Having been in a long-term marriage, I came to this new relationship with the tools in place to be a good wife. We quickly fell into the routine and ease of being a stable married couple, except that we were newlyweds in our 60's. There is humor in that. For one thing, our bodies are not supple and streamlined the way they were when we were young. We both come with a lot of baggage, and at our ages, it’s no big deal, nothing to get excited about. We’ve both seen a lot, done a lot, and have higher thresholds for idiosyncratic behavior than in our 20’s and 30’s.
In this series, Second Time Around, I delight in observing my new husband as he goes about living day to day. We both know that life is short, and perhaps because of our new found love and comfort, can journey through this life with a certain enthusiasm. We feel secure, yet we know we’re lucky.
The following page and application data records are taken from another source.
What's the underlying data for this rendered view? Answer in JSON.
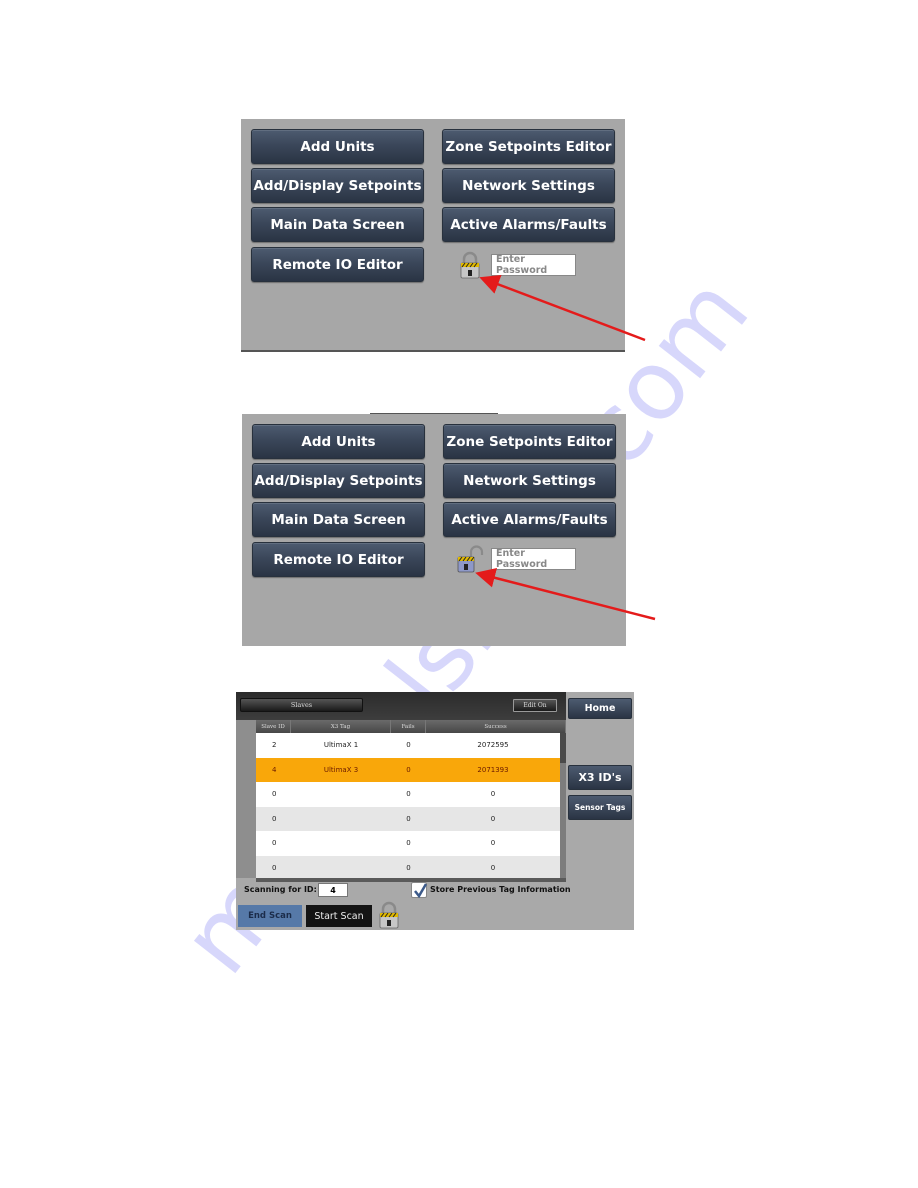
{
  "screens": [
    {
      "buttons_left": [
        "Add Units",
        "Add/Display Setpoints",
        "Main Data Screen",
        "Remote IO Editor"
      ],
      "buttons_right": [
        "Zone Setpoints Editor",
        "Network Settings",
        "Active Alarms/Faults"
      ],
      "lock_state": "locked",
      "password_placeholder": "Enter Password"
    },
    {
      "buttons_left": [
        "Add Units",
        "Add/Display Setpoints",
        "Main Data Screen",
        "Remote IO Editor"
      ],
      "buttons_right": [
        "Zone Setpoints Editor",
        "Network Settings",
        "Active Alarms/Faults"
      ],
      "lock_state": "unlocked",
      "password_placeholder": "Enter Password"
    }
  ],
  "scan_screen": {
    "slaves_button": "Slaves",
    "edit_button": "Edit On",
    "columns": [
      "Slave ID",
      "X3 Tag",
      "Fails",
      "Success"
    ],
    "rows": [
      {
        "id": "2",
        "tag": "UltimaX 1",
        "fails": "0",
        "success": "2072595",
        "selected": false
      },
      {
        "id": "4",
        "tag": "UltimaX 3",
        "fails": "0",
        "success": "2071393",
        "selected": true
      },
      {
        "id": "0",
        "tag": "",
        "fails": "0",
        "success": "0",
        "selected": false
      },
      {
        "id": "0",
        "tag": "",
        "fails": "0",
        "success": "0",
        "selected": false
      },
      {
        "id": "0",
        "tag": "",
        "fails": "0",
        "success": "0",
        "selected": false
      },
      {
        "id": "0",
        "tag": "",
        "fails": "0",
        "success": "0",
        "selected": false
      }
    ],
    "side_buttons": {
      "home": "Home",
      "x3_ids": "X3 ID's",
      "sensor_tags": "Sensor Tags"
    },
    "scanning_label": "Scanning for ID:",
    "scanning_id": "4",
    "store_checkbox_label": "Store Previous Tag Information",
    "store_checked": true,
    "end_scan": "End Scan",
    "start_scan": "Start Scan",
    "lock_state": "locked"
  },
  "colors": {
    "arrow": "#e41b1b",
    "selected_row": "#f9a70a",
    "button": "#3b475a"
  },
  "watermark": "manualshive.com"
}
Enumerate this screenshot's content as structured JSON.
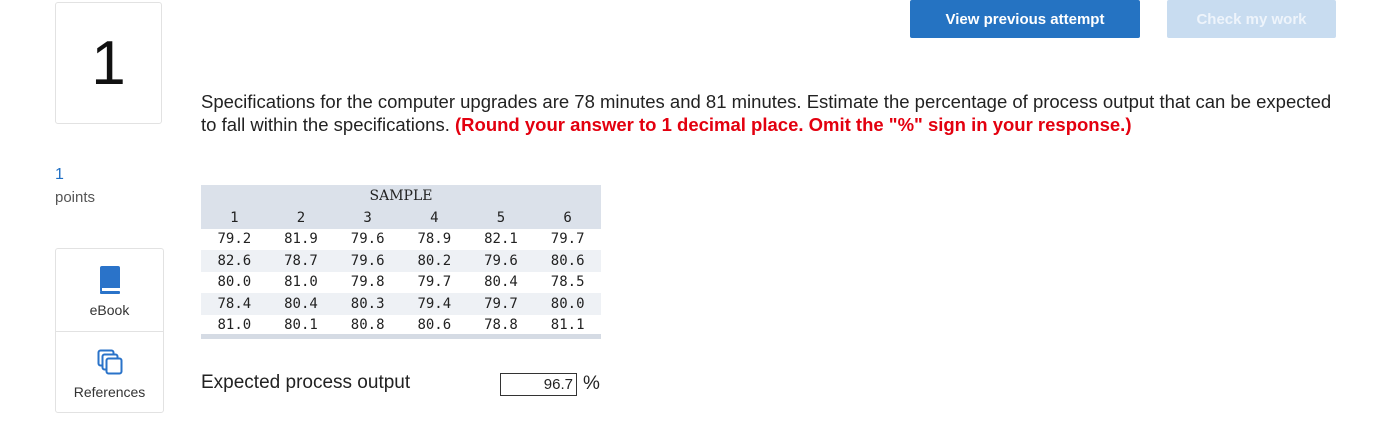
{
  "question_number": "1",
  "points": {
    "value": "1",
    "label": "points"
  },
  "tools": [
    {
      "label": "eBook",
      "icon": "book-icon",
      "color": "#2a73c9"
    },
    {
      "label": "References",
      "icon": "copy-icon",
      "color": "#2a73c9"
    }
  ],
  "buttons": {
    "view_previous": "View previous attempt",
    "check_work": "Check my work"
  },
  "question": {
    "text": "Specifications for the computer upgrades are 78 minutes and 81 minutes. Estimate the percentage of process output that can be expected to fall within the specifications. ",
    "hint": "(Round your answer to 1 decimal place. Omit the \"%\" sign in your response.)"
  },
  "table": {
    "title": "SAMPLE",
    "columns": [
      "1",
      "2",
      "3",
      "4",
      "5",
      "6"
    ],
    "rows": [
      [
        "79.2",
        "81.9",
        "79.6",
        "78.9",
        "82.1",
        "79.7"
      ],
      [
        "82.6",
        "78.7",
        "79.6",
        "80.2",
        "79.6",
        "80.6"
      ],
      [
        "80.0",
        "81.0",
        "79.8",
        "79.7",
        "80.4",
        "78.5"
      ],
      [
        "78.4",
        "80.4",
        "80.3",
        "79.4",
        "79.7",
        "80.0"
      ],
      [
        "81.0",
        "80.1",
        "80.8",
        "80.6",
        "78.8",
        "81.1"
      ]
    ]
  },
  "answer": {
    "label": "Expected process output",
    "value": "96.7",
    "unit": "%"
  },
  "colors": {
    "primary_button": "#2573c2",
    "disabled_button": "#c8dcf0",
    "hint_red": "#e3000f",
    "points_blue": "#1f6fc4"
  }
}
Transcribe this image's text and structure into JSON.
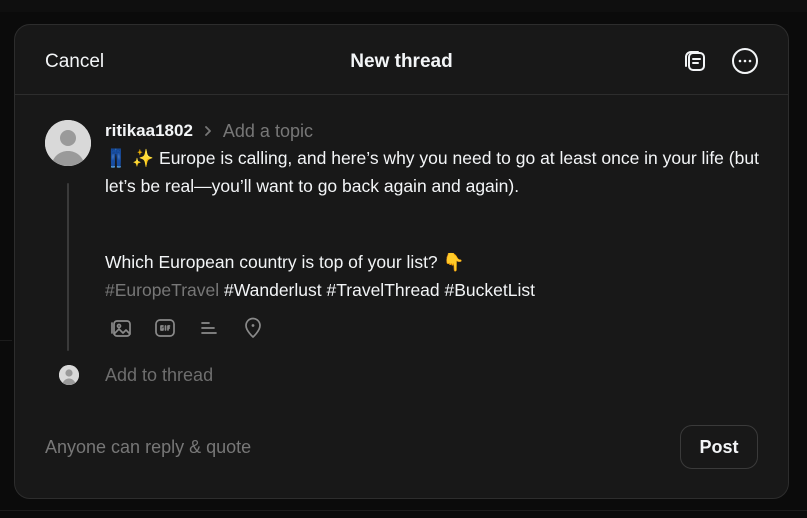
{
  "header": {
    "cancel_label": "Cancel",
    "title": "New thread",
    "icons": [
      "drafts-icon",
      "more-options-icon"
    ]
  },
  "post": {
    "username": "ritikaa1802",
    "topic_placeholder": "Add a topic",
    "line1_emojis": "👖 ✨",
    "line1_text": "Europe is calling, and here’s why you need to go at least once in your life (but let’s be real—you’ll want to go back again and again).",
    "line2_text": "Which European country is top of your list?",
    "line2_emoji": "👇",
    "hashtags": [
      "#EuropeTravel",
      "#Wanderlust",
      "#TravelThread",
      "#BucketList"
    ],
    "tools": [
      "image-icon",
      "gif-icon",
      "poll-icon",
      "location-icon"
    ]
  },
  "add_thread_placeholder": "Add to thread",
  "footer": {
    "reply_setting": "Anyone can reply & quote",
    "post_label": "Post"
  },
  "colors": {
    "modal_bg": "#181818",
    "text_primary": "#f3f5f7",
    "text_muted": "#777777",
    "border": "#2d2d2d"
  }
}
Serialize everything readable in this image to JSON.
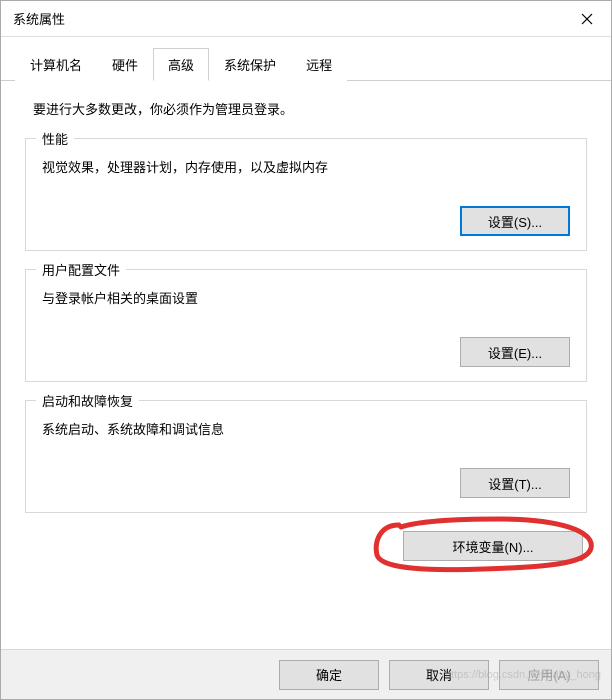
{
  "window": {
    "title": "系统属性"
  },
  "tabs": {
    "items": [
      {
        "label": "计算机名"
      },
      {
        "label": "硬件"
      },
      {
        "label": "高级"
      },
      {
        "label": "系统保护"
      },
      {
        "label": "远程"
      }
    ],
    "active_index": 2
  },
  "advanced": {
    "intro": "要进行大多数更改，你必须作为管理员登录。",
    "performance": {
      "title": "性能",
      "desc": "视觉效果，处理器计划，内存使用，以及虚拟内存",
      "button": "设置(S)..."
    },
    "user_profiles": {
      "title": "用户配置文件",
      "desc": "与登录帐户相关的桌面设置",
      "button": "设置(E)..."
    },
    "startup": {
      "title": "启动和故障恢复",
      "desc": "系统启动、系统故障和调试信息",
      "button": "设置(T)..."
    },
    "env_button": "环境变量(N)..."
  },
  "footer": {
    "ok": "确定",
    "cancel": "取消",
    "apply": "应用(A)"
  },
  "watermark": "https://blog.csdn.net/baby_hong"
}
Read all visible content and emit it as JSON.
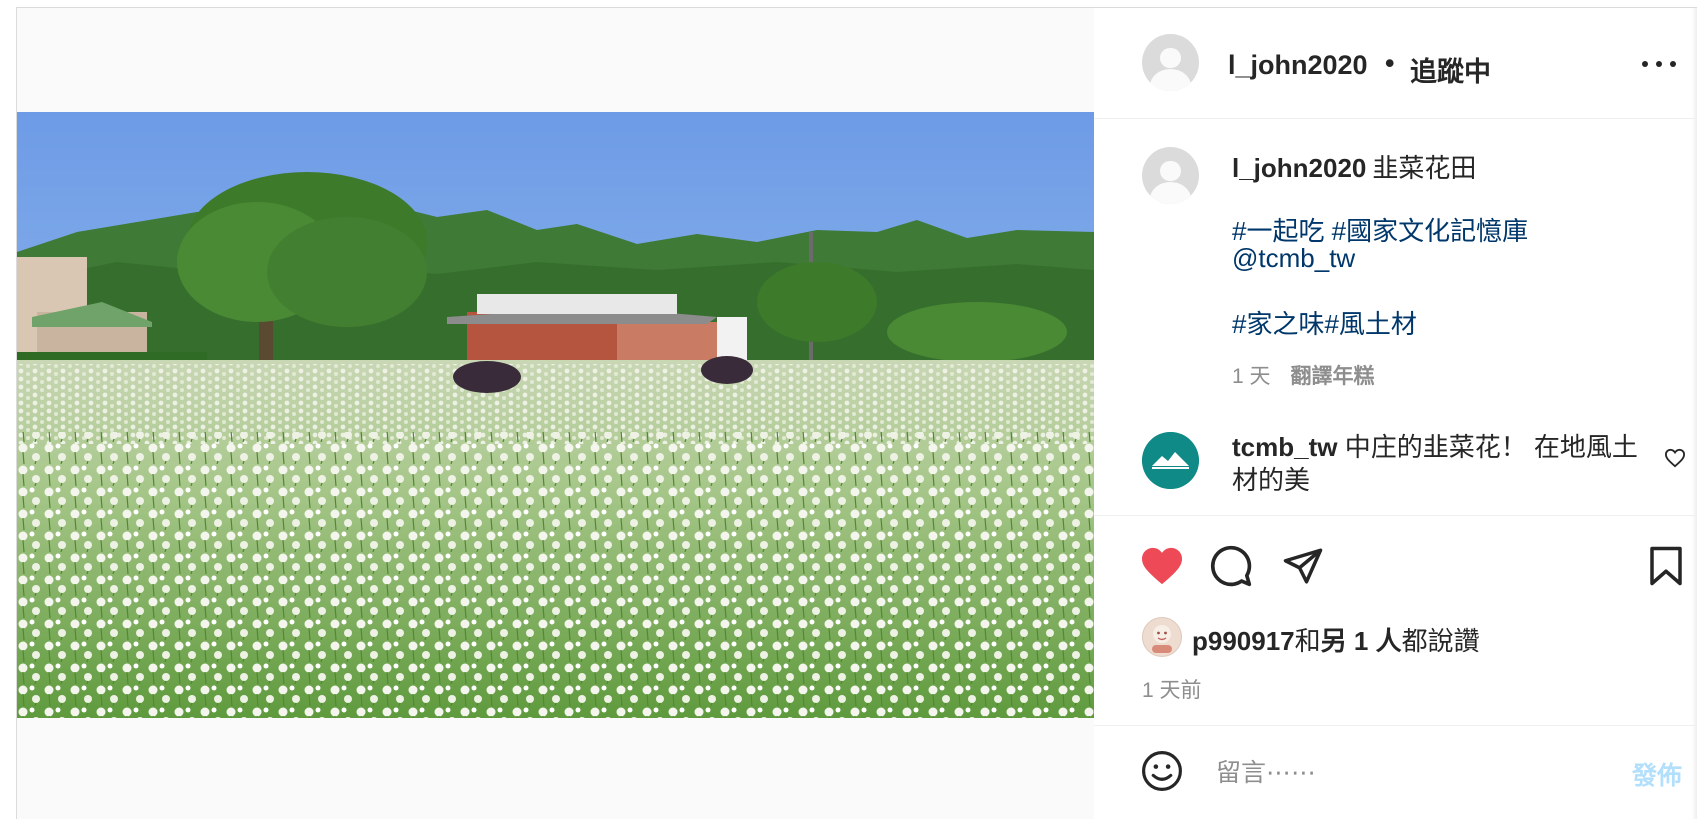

Susan Rosenberg Jones was born and raised in Boston, and moved to New York City in 1976. She has worked as a custom black and white printer, a picture agent in stock photography, and as a photographer of portraits and events. In 2011 she began work on Building 1, a series about her neighbors in the apartment complex in Tribeca where she’d lived since 1984. In 2012 she married her second husband, Joel. As a tangent to her photographs of her neighbors, she began shooting in her own home, and Joel was a willing subject. From this practice, Susan’s body of work, titled Second Time Around emerged. Susan explores her feelings about growing older, family and community connections, through photography.